> that an implementation of linked data to showcase library resources could
> be adopted by libraries as a first step into linked data that doesn't
> require a rethinking of their current marc processes.  When (and if)
> translation tools are available, the marc could be transformed into basic
> triples, made available to web crawlers and direct traffic to your library.
> Joy Nelson
> ByWater Solutions
> On Thu, Feb 2, 2017 at 8:49 AM, Michael Ayres <[log in to unmask]>
> wrote:
>> But of what value is this so-called ‘Linked Data community’ for MY
>> community?  Does direct connection of my local bibliographic records to the
>> internet really (REALLY) equate with better information retrieval for my
>> community?  Why should I follow errant standards that do not bestow any
>> perceivable benefit over my current tried-and-true standards—especially
>> when there is a very high, unaffordable cost involved?  These are some of
>> the questions that direct the resistance of so many of us to buying into
>> the ‘snake oil’ of RDA and BIBFRAME.
>> (Really not trying to stir up this battle once again.)
>> Just two cents more—other side of the coin,
>> *Michael Ayres | Technical Services Manager*
>> City of Irving  l  Irving Public Library System
>> 801 W. Irving Blvd., Irving, TX  75060
>> P:  (972) 721-2764   F:  (972) 721-2329
>> [log in to unmask] | <>
>> *From:* Bibliographic Framework Transition Initiative Forum [mailto:
>> [log in to unmask]] *On Behalf Of *FunnyFace Internet
>> *Sent:* Thursday, February 02, 2017 7:06 AM
>> *To:* [log in to unmask]

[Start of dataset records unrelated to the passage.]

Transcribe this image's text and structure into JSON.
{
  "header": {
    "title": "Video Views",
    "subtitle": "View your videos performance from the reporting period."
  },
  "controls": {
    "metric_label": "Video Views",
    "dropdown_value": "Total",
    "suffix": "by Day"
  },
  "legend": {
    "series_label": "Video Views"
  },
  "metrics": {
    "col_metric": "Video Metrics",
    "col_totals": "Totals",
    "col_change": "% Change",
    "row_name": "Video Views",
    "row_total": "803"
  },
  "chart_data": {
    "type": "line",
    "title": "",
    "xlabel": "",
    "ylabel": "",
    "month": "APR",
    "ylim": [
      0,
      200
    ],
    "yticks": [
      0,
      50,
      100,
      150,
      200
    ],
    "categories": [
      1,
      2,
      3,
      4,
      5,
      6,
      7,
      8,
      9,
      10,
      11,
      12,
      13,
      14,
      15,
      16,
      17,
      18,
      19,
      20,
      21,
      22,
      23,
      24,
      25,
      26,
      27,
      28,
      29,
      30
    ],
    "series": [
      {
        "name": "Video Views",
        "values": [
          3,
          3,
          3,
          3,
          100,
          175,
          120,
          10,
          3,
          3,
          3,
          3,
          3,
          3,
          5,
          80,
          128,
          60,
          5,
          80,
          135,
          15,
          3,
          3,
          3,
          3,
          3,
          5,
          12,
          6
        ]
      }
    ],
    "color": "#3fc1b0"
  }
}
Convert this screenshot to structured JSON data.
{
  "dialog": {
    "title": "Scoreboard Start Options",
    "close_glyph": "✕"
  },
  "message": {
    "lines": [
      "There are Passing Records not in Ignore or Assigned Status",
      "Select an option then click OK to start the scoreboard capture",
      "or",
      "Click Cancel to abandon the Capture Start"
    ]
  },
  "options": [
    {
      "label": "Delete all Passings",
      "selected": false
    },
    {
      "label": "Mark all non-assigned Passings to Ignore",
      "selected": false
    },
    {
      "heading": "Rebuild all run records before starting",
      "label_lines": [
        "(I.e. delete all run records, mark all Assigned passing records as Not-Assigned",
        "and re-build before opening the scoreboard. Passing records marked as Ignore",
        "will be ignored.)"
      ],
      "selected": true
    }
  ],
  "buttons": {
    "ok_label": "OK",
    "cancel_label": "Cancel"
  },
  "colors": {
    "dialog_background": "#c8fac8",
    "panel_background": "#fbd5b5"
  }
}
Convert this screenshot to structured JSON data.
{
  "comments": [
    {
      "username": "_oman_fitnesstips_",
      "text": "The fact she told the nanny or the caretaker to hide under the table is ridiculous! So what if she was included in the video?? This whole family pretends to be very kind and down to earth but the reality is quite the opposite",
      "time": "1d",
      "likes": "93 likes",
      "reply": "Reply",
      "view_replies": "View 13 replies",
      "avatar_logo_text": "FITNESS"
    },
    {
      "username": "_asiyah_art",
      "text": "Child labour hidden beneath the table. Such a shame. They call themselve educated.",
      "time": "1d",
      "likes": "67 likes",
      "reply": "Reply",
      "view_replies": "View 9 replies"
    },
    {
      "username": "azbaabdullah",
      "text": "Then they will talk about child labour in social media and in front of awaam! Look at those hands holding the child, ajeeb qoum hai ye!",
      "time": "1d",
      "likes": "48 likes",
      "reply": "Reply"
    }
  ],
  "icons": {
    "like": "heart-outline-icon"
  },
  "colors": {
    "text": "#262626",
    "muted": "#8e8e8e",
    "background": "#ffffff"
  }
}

>> *Subject:* Re: [BIBFRAME] Failure
>> The whole point of RDA and BIBFRAME is moving to Linked Data community
>> for better information retrieval and connectivity on the Internet. During
>> the transitional period, some libraries follow MARC, and some follow
>> BIBFRAME. But eventually we all should follow the same standards - RDA and
>> BIBFRAME. If each library follows different standards as a long term plan,
>> do we lose the original purpose of RDA and BIBFRAME?
>> BIBFRAME is a very complex thing to develop. It is not just  a piece of
>> software, but vocabularies and classes. Cataloging librarians are very
>> meticulous (the most meticulous type of librarians) and hard to please.
>> BiBFRAME has to become perfect through use and continuous effort. It will
>> never work in a vacuum like now. Someone has to start using it. There is no
>> way turning back at this point.
>> Just two cents.
>> Sharon/Rider University
> --
> Joy Nelson
> Director of Migrations
> ByWater Solutions <>
> Support and Consulting for Open Source Software
> Office: Fort Worth, TX
> Phone/Fax (888)900-8944
> What is Koha? <>